**What the task asks**. Using the records that follow, copy every line containing the word "Keyboard".

**Data provided**.
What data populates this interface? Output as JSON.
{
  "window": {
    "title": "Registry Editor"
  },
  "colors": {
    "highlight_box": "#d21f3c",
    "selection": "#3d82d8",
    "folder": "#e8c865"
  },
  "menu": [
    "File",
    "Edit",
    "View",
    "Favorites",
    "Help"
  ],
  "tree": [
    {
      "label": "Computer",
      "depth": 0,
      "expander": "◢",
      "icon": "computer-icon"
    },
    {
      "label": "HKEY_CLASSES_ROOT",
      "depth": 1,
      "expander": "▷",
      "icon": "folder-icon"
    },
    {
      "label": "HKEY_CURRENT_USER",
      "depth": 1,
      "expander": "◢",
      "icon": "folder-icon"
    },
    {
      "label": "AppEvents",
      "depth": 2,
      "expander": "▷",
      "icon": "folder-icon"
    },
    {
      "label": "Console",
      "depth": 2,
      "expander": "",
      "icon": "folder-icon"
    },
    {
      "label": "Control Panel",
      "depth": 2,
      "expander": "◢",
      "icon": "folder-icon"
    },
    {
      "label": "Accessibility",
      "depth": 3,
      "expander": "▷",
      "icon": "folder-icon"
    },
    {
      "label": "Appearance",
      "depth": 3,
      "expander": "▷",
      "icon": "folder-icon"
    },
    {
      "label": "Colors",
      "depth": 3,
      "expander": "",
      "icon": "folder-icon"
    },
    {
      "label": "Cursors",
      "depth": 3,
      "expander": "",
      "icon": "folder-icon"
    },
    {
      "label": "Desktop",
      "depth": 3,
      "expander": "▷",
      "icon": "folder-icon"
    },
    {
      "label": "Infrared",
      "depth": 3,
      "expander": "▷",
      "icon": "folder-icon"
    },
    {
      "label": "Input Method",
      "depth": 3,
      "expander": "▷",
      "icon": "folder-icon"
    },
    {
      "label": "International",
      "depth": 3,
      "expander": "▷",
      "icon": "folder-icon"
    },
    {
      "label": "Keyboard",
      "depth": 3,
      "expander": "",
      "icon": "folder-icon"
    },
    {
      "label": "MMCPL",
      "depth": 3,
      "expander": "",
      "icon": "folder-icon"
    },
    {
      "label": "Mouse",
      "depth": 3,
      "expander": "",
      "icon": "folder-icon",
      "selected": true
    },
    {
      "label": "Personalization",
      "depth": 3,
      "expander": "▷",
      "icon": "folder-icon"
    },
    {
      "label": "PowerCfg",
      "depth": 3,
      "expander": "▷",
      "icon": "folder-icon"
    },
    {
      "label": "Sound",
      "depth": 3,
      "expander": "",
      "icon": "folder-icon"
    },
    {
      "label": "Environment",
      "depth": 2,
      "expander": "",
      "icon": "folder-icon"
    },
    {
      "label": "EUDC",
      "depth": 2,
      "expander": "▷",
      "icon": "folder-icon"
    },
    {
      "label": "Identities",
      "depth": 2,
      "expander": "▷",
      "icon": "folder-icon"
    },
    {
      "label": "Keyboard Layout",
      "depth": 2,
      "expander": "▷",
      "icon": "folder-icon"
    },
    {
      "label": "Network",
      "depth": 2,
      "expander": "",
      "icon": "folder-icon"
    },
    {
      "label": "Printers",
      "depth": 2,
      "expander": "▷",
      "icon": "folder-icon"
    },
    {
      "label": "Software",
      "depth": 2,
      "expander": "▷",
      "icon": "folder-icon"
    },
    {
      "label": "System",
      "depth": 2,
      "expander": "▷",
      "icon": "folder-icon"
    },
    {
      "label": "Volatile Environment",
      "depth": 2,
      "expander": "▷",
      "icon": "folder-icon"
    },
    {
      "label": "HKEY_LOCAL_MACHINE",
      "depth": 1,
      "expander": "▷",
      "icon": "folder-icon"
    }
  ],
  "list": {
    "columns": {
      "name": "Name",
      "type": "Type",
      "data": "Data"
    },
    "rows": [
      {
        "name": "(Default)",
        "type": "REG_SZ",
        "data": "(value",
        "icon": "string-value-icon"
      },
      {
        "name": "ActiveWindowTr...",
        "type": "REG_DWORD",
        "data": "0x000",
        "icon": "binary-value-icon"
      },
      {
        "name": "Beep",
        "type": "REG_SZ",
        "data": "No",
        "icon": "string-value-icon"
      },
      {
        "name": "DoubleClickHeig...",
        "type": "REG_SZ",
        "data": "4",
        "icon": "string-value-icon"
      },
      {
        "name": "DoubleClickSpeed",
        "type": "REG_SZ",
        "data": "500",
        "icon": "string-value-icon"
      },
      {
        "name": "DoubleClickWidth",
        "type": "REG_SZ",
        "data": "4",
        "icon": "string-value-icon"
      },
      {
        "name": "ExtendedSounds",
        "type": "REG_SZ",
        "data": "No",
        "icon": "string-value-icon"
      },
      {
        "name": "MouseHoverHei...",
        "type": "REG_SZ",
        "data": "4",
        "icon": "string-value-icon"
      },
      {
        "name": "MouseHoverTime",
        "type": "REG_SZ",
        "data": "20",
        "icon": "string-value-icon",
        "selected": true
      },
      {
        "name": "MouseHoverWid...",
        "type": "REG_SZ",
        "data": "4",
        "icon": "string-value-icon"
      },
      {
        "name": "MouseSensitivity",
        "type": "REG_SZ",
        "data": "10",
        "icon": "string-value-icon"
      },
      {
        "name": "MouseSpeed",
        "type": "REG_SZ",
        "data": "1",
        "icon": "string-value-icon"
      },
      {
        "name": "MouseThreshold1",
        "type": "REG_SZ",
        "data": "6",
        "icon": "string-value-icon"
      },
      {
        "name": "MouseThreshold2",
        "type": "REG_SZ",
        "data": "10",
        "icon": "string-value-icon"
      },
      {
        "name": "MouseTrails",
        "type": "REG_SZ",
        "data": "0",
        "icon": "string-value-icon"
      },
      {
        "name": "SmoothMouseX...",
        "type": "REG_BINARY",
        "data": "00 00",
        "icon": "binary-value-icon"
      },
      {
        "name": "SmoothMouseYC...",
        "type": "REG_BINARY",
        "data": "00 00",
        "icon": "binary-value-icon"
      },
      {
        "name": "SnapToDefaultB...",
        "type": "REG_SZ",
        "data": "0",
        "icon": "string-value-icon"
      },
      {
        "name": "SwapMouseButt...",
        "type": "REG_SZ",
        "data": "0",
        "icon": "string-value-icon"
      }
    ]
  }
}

**Answer box**.
      "label": "Keyboard",
      "label": "Keyboard Layout",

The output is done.